I wrote this 7 years ago, on the rooftop of the Prophet Muhammad’s (peace be upon him) mosque, a few weeks prior to Hajj 2011. It was our final night in Madinah, and this piece was inspired by the time there. Sadly, I’ve not been back since then. Continue reading
I feel for those who leave their kids behind to undertake this trip. It’s heart-breaking…but it’s a necessary pain. It teaches us that, no matter how strong our attachments to the people we have in this life, we have to leave at some point. We have to meet our Creator. The same goes for attachments to material possessions and status. Continue reading
As I sat there, I was moved by watching my fellow hujjaajj. I reflected on how we were all brought together for this trip: Allah had specifically picked each and every one of us to be His guests at these holy sites in this year. I thought about the bonds had grown between us, and how united we’d been. And soon, this would all end. We’d go back to our own lives at home and our Hajj would fade into history as fond memories – flashes of a past experience that we would so dearly love to hold onto, but wouldn’t be able to, since life would move on, and time would erode the highs of our spiritual peak. Continue reading
I think of how my own life has changed in these six years.
When we got back, the desire to “live my Hajj” meant staying highly spiritual: worshipping a lot; being beautiful in character; and just living a good, clean life.
Six years later, my feeling is that that’s not what it means to live our Hajj. At least not for me. Maybe because I’ve failed miserably by my own initial definition. Continue reading
With this year’s Hajj fast approaching, those who are going can find it hectic getting logistical stuff sorted out, making the social arrangements for departure (the greetings etc before leaving), and – most importantly – their own personal mental and spiritual preparation.
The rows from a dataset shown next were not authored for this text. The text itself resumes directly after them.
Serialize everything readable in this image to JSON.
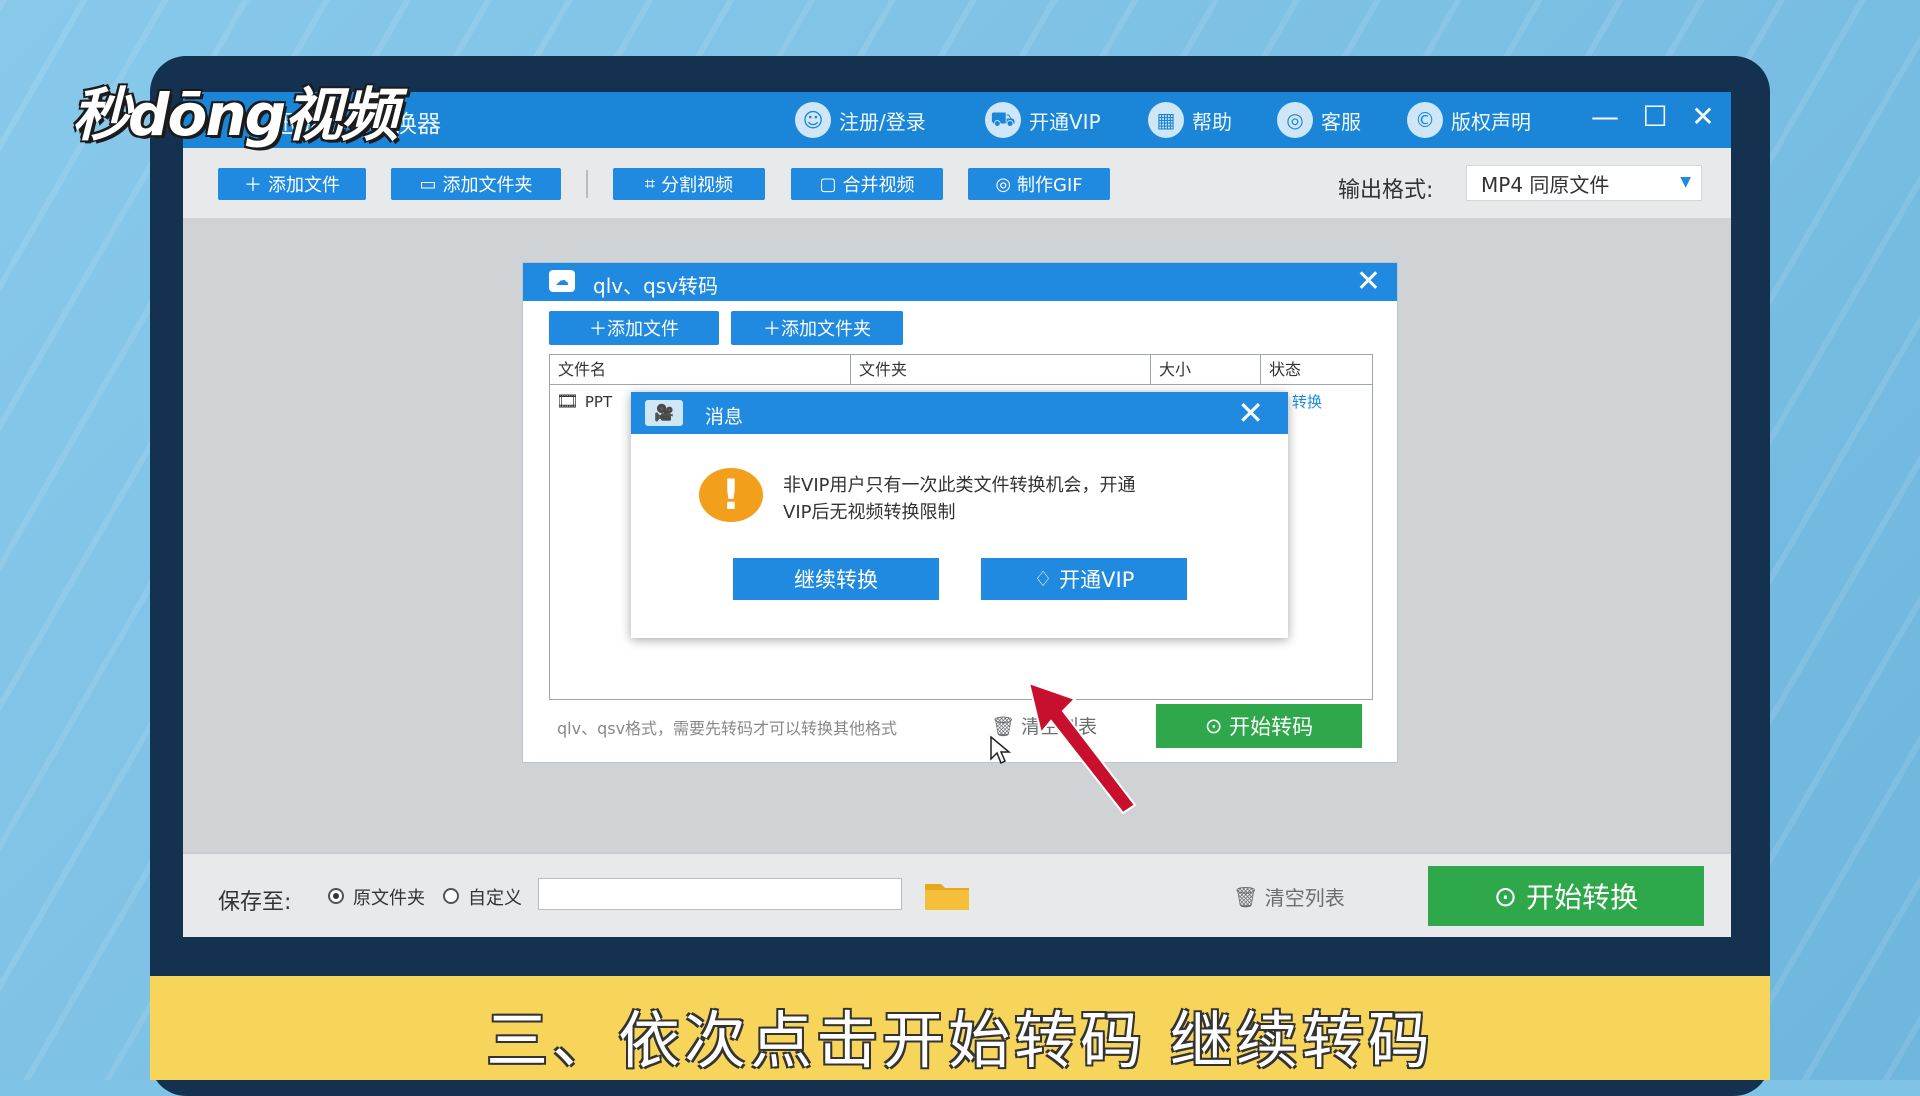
{
  "watermark": "秒dōng视频",
  "app": {
    "title": "迅捷视频转换器",
    "menu": [
      {
        "label": "注册/登录",
        "icon": "user-icon"
      },
      {
        "label": "开通VIP",
        "icon": "cart-icon"
      },
      {
        "label": "帮助",
        "icon": "grid-icon"
      },
      {
        "label": "客服",
        "icon": "headset-icon"
      },
      {
        "label": "版权声明",
        "icon": "copyright-icon"
      }
    ]
  },
  "toolbar": {
    "add_file": "添加文件",
    "add_folder": "添加文件夹",
    "split_video": "分割视频",
    "merge_video": "合并视频",
    "make_gif": "制作GIF",
    "output_label": "输出格式:",
    "output_value": "MP4  同原文件"
  },
  "bottom": {
    "save_label": "保存至:",
    "option_original": "原文件夹",
    "option_custom": "自定义",
    "path_value": "",
    "clear_list": "清空列表",
    "start_convert": "开始转换"
  },
  "qlv_dialog": {
    "title": "qlv、qsv转码",
    "add_file": "添加文件",
    "add_folder": "添加文件夹",
    "columns": [
      "文件名",
      "文件夹",
      "大小",
      "状态"
    ],
    "row": {
      "name": "PPT",
      "status": "转换"
    },
    "hint": "qlv、qsv格式，需要先转码才可以转换其他格式",
    "clear_list": "清空列表",
    "start_transcode": "开始转码"
  },
  "message": {
    "title": "消息",
    "text_line1": "非VIP用户只有一次此类文件转换机会，开通",
    "text_line2": "VIP后无视频转换限制",
    "continue": "继续转换",
    "open_vip": "开通VIP"
  },
  "caption": "三、依次点击开始转码   继续转码",
  "colors": {
    "primary": "#1f8ae0",
    "green": "#2fa84b",
    "caption_bg": "#f7d55a",
    "warn": "#f2a01b"
  }
}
What follows is a compilation of tips and lessons extracted from my own Hajj experience – which I hope will be of benefit to those making the journey of a lifetime this year. Continue reading